● **GIVEN RECORDS**
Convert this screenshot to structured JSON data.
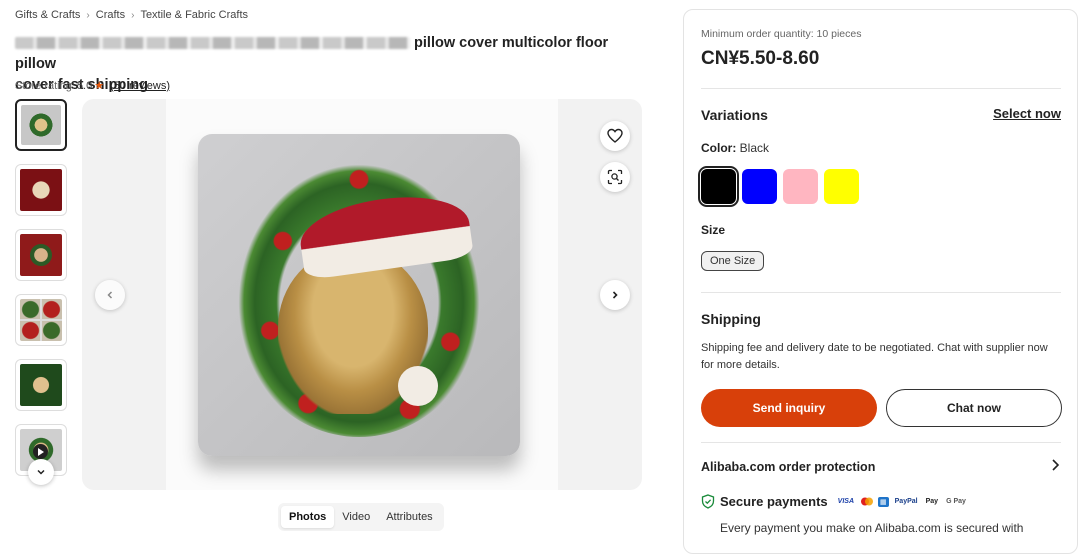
{
  "breadcrumb": [
    "Gifts & Crafts",
    "Crafts",
    "Textile & Fabric Crafts"
  ],
  "product": {
    "title_visible": "pillow cover multicolor floor pillow cover fast shipping",
    "title_end": "pillow cover multicolor floor pillow",
    "title_line2": "cover fast shipping",
    "rating_label": "Store rating:",
    "rating_value": "5.0",
    "reviews": "(50 reviews)"
  },
  "media_tabs": [
    "Photos",
    "Video",
    "Attributes"
  ],
  "thumbnails_count": 6,
  "panel": {
    "moq": "Minimum order quantity: 10 pieces",
    "price": "CN¥5.50-8.60",
    "variations_title": "Variations",
    "select_now": "Select now",
    "color_label": "Color:",
    "color_value": "Black",
    "colors": [
      {
        "name": "Black",
        "hex": "#000000"
      },
      {
        "name": "Blue",
        "hex": "#0000ff"
      },
      {
        "name": "Pink",
        "hex": "#ffb6c1"
      },
      {
        "name": "Yellow",
        "hex": "#ffff00"
      }
    ],
    "size_label": "Size",
    "size_value": "One Size",
    "shipping_title": "Shipping",
    "shipping_text": "Shipping fee and delivery date to be negotiated. Chat with supplier now for more details.",
    "send_inquiry": "Send inquiry",
    "chat_now": "Chat now",
    "protection_title": "Alibaba.com order protection",
    "secure_payments": "Secure payments",
    "secure_desc": "Every payment you make on Alibaba.com is secured with"
  },
  "payment_logos": [
    "VISA",
    "PayPal",
    "Pay",
    "G Pay"
  ],
  "colors": {
    "accent": "#d8400a",
    "star": "#e8590c"
  }
}
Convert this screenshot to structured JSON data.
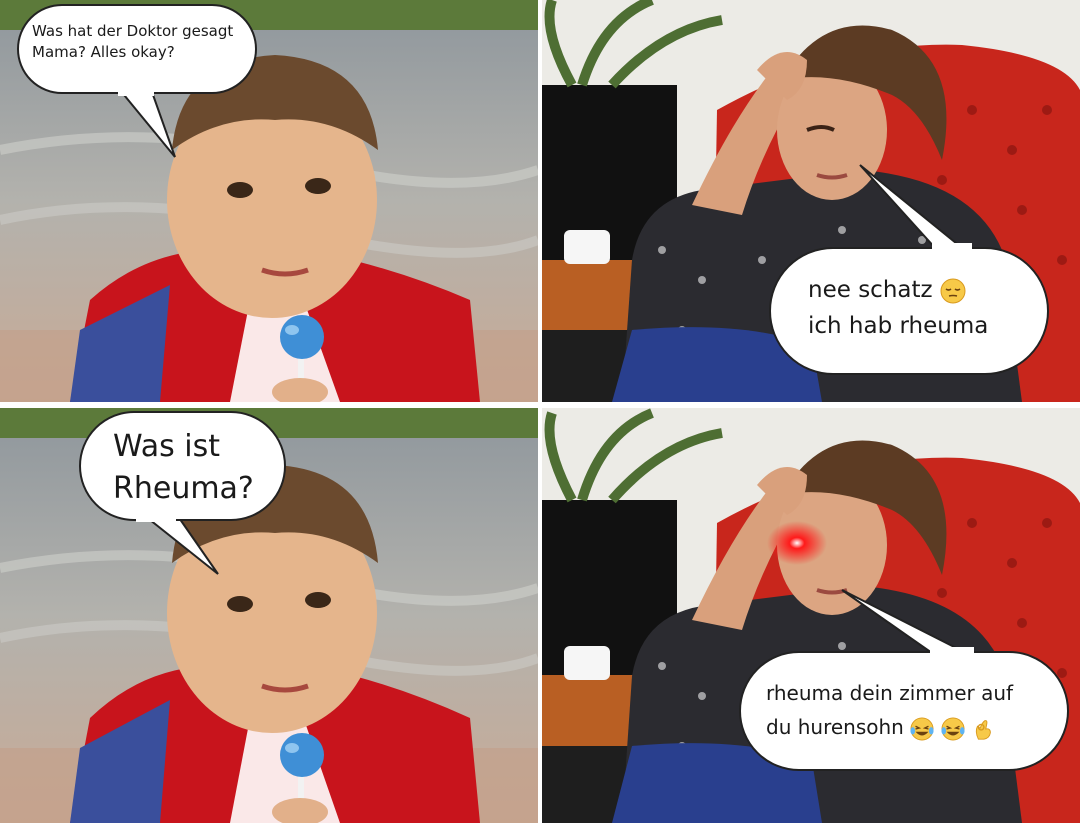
{
  "panels": [
    {
      "id": "boy-question-1",
      "bubble": {
        "lines": [
          "Was hat der Doktor gesagt",
          "Mama? Alles okay?"
        ]
      }
    },
    {
      "id": "mom-answer-1",
      "bubble": {
        "lines": [
          "nee schatz",
          "ich hab rheuma"
        ]
      },
      "emojis": [
        "pensive-face-emoji"
      ]
    },
    {
      "id": "boy-question-2",
      "bubble": {
        "lines": [
          "Was ist",
          "Rheuma?"
        ]
      }
    },
    {
      "id": "mom-answer-2",
      "bubble": {
        "lines": [
          "rheuma dein zimmer auf",
          "du hurensohn"
        ]
      },
      "emojis": [
        "crying-laughing-emoji",
        "crying-laughing-emoji",
        "ok-hand-emoji"
      ]
    }
  ],
  "colors": {
    "jacket_red": "#c8141c",
    "sofa_red": "#c8261c",
    "lollipop_blue": "#3f8fd6",
    "laser_eye": "#ff1a1a"
  }
}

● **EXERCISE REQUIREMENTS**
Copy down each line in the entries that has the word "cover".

● **WRITTEN SOLUTION**
    "title_visible": "pillow cover multicolor floor pillow cover fast shipping",
    "title_end": "pillow cover multicolor floor pillow",
    "title_line2": "cover fast shipping",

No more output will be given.